hblask, on 29 May 2012 - 05:43 PM, said:
The number one problem is health care is the lack of pricing information and pricing pressure.
I don't think it's the #1 problem, but it's a huge, huge problem.The question is, how do we go forward and build a better system?As is standard, you take the high-flying ideological position, whereby if we just revert to anarchistic grass roots, the magic powers of economic equilibria will make it so CT scans will be $5.99 in drive-thrus and doctors will take chickens and apple pies as payment for housecalls. This is obviously retarded, but you predicate the logical leap of faith on the basis of a very credible complaint, so its understandably hard to shake you off it. Also, you live in what I can only presume is somewhere in Rural/Exurban Minnesota, where social conditions are 'quant' to say the least.
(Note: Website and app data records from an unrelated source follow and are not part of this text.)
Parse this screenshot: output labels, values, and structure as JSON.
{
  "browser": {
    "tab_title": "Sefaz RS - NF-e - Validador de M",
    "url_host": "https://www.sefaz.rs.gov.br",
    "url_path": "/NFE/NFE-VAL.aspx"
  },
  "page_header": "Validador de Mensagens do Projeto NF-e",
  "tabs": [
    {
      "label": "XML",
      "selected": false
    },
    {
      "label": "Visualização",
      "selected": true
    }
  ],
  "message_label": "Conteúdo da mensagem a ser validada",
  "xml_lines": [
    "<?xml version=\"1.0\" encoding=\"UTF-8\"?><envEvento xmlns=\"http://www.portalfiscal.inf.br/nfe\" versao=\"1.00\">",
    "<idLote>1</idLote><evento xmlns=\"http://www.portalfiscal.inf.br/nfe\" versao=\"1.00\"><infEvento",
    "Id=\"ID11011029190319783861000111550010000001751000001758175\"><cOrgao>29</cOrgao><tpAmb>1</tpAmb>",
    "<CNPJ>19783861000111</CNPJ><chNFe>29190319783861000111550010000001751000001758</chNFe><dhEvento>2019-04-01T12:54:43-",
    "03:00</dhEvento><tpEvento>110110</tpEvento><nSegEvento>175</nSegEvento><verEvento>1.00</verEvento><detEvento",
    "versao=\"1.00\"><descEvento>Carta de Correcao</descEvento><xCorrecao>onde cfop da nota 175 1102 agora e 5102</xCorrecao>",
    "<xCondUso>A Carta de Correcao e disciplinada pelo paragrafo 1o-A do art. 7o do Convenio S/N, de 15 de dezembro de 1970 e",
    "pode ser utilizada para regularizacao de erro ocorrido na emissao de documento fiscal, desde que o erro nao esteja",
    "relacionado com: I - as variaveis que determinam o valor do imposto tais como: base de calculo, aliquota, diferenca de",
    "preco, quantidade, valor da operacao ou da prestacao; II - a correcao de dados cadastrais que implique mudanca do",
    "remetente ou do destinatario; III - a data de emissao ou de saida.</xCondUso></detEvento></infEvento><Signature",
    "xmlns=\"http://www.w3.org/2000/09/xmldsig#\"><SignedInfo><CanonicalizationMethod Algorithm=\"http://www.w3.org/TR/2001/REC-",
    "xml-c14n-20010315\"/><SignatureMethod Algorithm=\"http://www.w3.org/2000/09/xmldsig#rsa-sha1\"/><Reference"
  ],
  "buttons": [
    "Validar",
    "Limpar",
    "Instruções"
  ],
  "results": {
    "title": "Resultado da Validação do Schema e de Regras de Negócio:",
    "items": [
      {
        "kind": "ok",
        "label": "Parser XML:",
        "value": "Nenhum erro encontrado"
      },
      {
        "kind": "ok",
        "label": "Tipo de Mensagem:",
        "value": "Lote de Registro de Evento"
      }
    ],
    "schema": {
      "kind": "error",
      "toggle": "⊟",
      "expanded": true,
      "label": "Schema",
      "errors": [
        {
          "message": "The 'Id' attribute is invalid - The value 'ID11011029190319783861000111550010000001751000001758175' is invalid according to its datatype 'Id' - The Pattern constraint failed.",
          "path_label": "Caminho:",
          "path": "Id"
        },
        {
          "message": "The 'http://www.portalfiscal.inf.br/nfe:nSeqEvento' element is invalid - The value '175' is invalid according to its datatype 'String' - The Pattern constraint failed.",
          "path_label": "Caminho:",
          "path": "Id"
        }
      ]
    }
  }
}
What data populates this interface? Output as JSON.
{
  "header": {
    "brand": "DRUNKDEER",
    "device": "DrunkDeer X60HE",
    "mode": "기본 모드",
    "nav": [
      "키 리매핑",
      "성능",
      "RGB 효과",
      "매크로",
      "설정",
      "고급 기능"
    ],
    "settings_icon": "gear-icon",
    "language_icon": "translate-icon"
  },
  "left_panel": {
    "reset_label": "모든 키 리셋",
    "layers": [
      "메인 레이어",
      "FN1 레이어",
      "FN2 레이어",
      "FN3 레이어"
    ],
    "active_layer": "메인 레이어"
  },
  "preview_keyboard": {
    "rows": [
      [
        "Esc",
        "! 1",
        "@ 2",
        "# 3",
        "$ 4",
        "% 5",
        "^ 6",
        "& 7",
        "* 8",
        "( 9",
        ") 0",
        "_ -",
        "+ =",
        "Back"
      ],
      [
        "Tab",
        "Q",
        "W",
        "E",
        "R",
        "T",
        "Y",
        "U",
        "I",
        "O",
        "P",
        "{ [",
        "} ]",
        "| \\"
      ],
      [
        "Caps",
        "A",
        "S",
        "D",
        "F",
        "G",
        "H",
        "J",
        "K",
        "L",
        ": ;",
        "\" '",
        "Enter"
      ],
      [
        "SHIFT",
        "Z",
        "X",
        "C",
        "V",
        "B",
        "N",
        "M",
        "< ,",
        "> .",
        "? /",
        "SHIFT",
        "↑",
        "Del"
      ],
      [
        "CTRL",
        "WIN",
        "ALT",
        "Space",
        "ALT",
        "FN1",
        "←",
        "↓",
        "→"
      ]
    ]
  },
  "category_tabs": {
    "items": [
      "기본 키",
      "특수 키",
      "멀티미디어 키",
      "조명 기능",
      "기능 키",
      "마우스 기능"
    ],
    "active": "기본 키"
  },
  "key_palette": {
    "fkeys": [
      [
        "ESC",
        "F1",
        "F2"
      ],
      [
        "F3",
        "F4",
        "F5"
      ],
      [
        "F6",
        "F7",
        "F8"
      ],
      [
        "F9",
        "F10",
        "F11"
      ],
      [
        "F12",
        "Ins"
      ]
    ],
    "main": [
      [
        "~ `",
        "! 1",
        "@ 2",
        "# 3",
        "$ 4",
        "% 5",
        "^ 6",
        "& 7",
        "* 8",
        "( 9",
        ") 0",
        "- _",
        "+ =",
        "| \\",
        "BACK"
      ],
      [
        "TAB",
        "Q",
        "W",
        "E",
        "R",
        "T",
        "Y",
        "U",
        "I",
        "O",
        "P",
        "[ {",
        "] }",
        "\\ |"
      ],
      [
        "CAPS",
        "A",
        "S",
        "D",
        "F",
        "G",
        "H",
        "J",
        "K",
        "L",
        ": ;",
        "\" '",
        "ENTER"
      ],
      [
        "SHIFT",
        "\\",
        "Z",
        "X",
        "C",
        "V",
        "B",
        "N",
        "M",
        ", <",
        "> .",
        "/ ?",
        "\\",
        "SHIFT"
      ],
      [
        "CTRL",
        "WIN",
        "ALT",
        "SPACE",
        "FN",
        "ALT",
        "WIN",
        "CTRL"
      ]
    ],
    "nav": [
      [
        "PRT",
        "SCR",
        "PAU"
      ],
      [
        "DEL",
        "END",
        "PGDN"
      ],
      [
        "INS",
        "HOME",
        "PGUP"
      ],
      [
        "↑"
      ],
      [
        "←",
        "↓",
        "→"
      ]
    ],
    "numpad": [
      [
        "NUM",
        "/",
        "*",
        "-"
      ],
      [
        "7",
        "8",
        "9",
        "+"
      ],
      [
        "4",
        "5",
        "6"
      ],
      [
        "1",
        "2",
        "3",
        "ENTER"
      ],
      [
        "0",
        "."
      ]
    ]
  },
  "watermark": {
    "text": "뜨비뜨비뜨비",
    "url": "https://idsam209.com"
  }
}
With this as your only point of reference, it makes sense that you can put your stock in laughably impractical idealism without realizing how unworkable it is in the world the rest of us live in. It's the equivalent of taking advice from Canadians. We have an entire world to look at, as far as how other systems work.A lot of very advanced civilizations have determined that things like roadways, national defense, health care, police and fire services, bridges, waterways should be managed as a function of the state, since allowing 'free markets' doesn't build that interstate or take care of human life who the health care corporations determine will cost them too much to insure.The question boils down to, how should we move forward?We could implement your ideas, remove all price constraints, then wait 20 years for the system to shake itself out, determine the winners and losers and arrive at something resembling a free market balance, but there is no guarantee- or even distant implication- that the endgame will produce anything resembling an optimal outcome, in terms of solving the problems we face (without even bothering to consider the Pandoras box of new problems and unintended consequences this might give rise to)Or, we can look at all the other countries that have a state run health option and perhaps acknowledge that like roads and police, this is a service where the unique powers (and ideological principles) of a Democratic state can achieve a better outcome than corporate managers maximizing shareholder value? And yes, we definitely do need to get the political influence of Pharma and Corporate Health Care out of the mix. We need to let free markets determine pricing, but fixing 'that problem' doesn't fix 'the problem'?